----- INFORMATION SUPPLIED
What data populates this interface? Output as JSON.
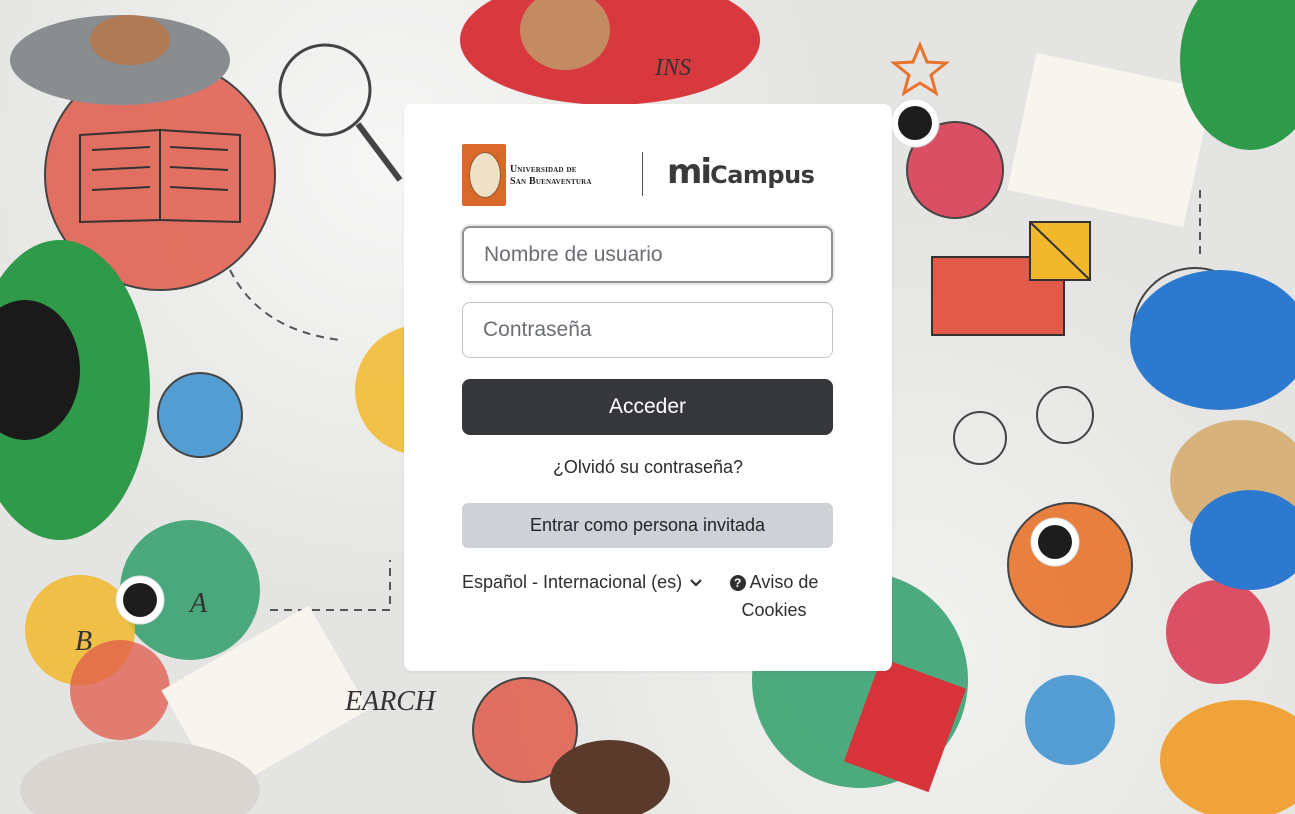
{
  "login": {
    "logos": {
      "university_line1": "Universidad de",
      "university_line2": "San Buenaventura",
      "product_mi": "mi",
      "product_campus": "Campus"
    },
    "username": {
      "placeholder": "Nombre de usuario",
      "value": ""
    },
    "password": {
      "placeholder": "Contraseña",
      "value": ""
    },
    "login_button": "Acceder",
    "forgot_link": "¿Olvidó su contraseña?",
    "guest_button": "Entrar como persona invitada",
    "language": "Español - Internacional (es)",
    "cookies_line1": "Aviso de",
    "cookies_line2": "Cookies"
  },
  "icons": {
    "language_chevron": "chevron-down-icon",
    "cookies": "question-circle-icon"
  },
  "colors": {
    "login_button_bg": "#36373a",
    "guest_button_bg": "#ced1d6",
    "university_orange": "#d9692a",
    "micampus_green": "#2f8f4e"
  }
}
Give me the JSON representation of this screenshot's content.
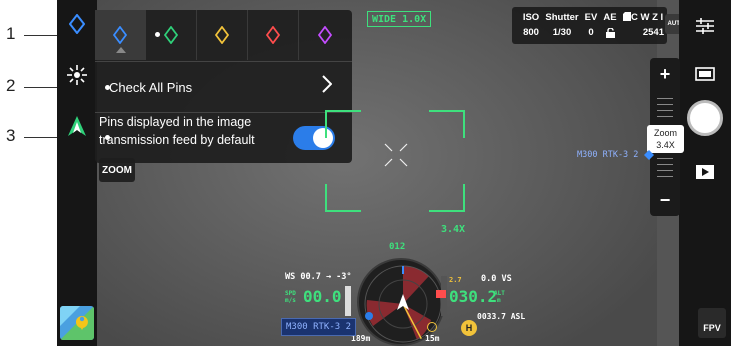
{
  "callouts": [
    "1",
    "2",
    "3"
  ],
  "pin_colors": [
    "#3a8dff",
    "#2fd17a",
    "#f2c33a",
    "#ff4d4d",
    "#c44dff"
  ],
  "pin_panel": {
    "check_all_label": "Check All Pins",
    "pins_default_label": "Pins displayed in the image transmission feed by default",
    "toggle_on": true
  },
  "left_bar": {
    "zoom_label": "ZOOM"
  },
  "camera": {
    "lens_badge": "WIDE 1.0X",
    "iso_label": "ISO",
    "iso_value": "800",
    "shutter_label": "Shutter",
    "shutter_value": "1/30",
    "ev_label": "EV",
    "ev_value": "0",
    "ae_label": "AE",
    "storage_label": "C W Z I",
    "storage_value": "2541",
    "auto_label": "AUTO"
  },
  "zoom": {
    "plus": "+",
    "minus": "−",
    "popup_label": "Zoom",
    "popup_value": "3.4X",
    "frame_label": "3.4X"
  },
  "target_label": "M300 RTK-3 2",
  "hud": {
    "heading": "012",
    "ws": "WS 00.7 → -3°",
    "speed_unit_top": "SPD",
    "speed_unit_bottom": "m/s",
    "speed": "00.0",
    "vs_left": "2.7",
    "vs": "0.0 VS",
    "alt": "030.2",
    "alt_unit_top": "ALT",
    "alt_unit_bottom": "m",
    "asl": "0033.7 ASL",
    "dist_left": "189m",
    "dist_right": "15m",
    "rtk_tag": "M300 RTK-3 2"
  },
  "fpv_label": "FPV"
}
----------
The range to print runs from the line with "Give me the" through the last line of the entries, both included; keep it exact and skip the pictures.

Give me the JSON representation of this screenshot's content.
{
  "callouts": [
    "1",
    "2",
    "3"
  ],
  "pin_colors": [
    "#3a8dff",
    "#2fd17a",
    "#f2c33a",
    "#ff4d4d",
    "#c44dff"
  ],
  "pin_panel": {
    "check_all_label": "Check All Pins",
    "pins_default_label": "Pins displayed in the image transmission feed by default",
    "toggle_on": true
  },
  "left_bar": {
    "zoom_label": "ZOOM"
  },
  "camera": {
    "lens_badge": "WIDE 1.0X",
    "iso_label": "ISO",
    "iso_value": "800",
    "shutter_label": "Shutter",
    "shutter_value": "1/30",
    "ev_label": "EV",
    "ev_value": "0",
    "ae_label": "AE",
    "storage_label": "C W Z I",
    "storage_value": "2541",
    "auto_label": "AUTO"
  },
  "zoom": {
    "plus": "+",
    "minus": "−",
    "popup_label": "Zoom",
    "popup_value": "3.4X",
    "frame_label": "3.4X"
  },
  "target_label": "M300 RTK-3 2",
  "hud": {
    "heading": "012",
    "ws": "WS 00.7 → -3°",
    "speed_unit_top": "SPD",
    "speed_unit_bottom": "m/s",
    "speed": "00.0",
    "vs_left": "2.7",
    "vs": "0.0 VS",
    "alt": "030.2",
    "alt_unit_top": "ALT",
    "alt_unit_bottom": "m",
    "asl": "0033.7 ASL",
    "dist_left": "189m",
    "dist_right": "15m",
    "rtk_tag": "M300 RTK-3 2"
  },
  "fpv_label": "FPV"
}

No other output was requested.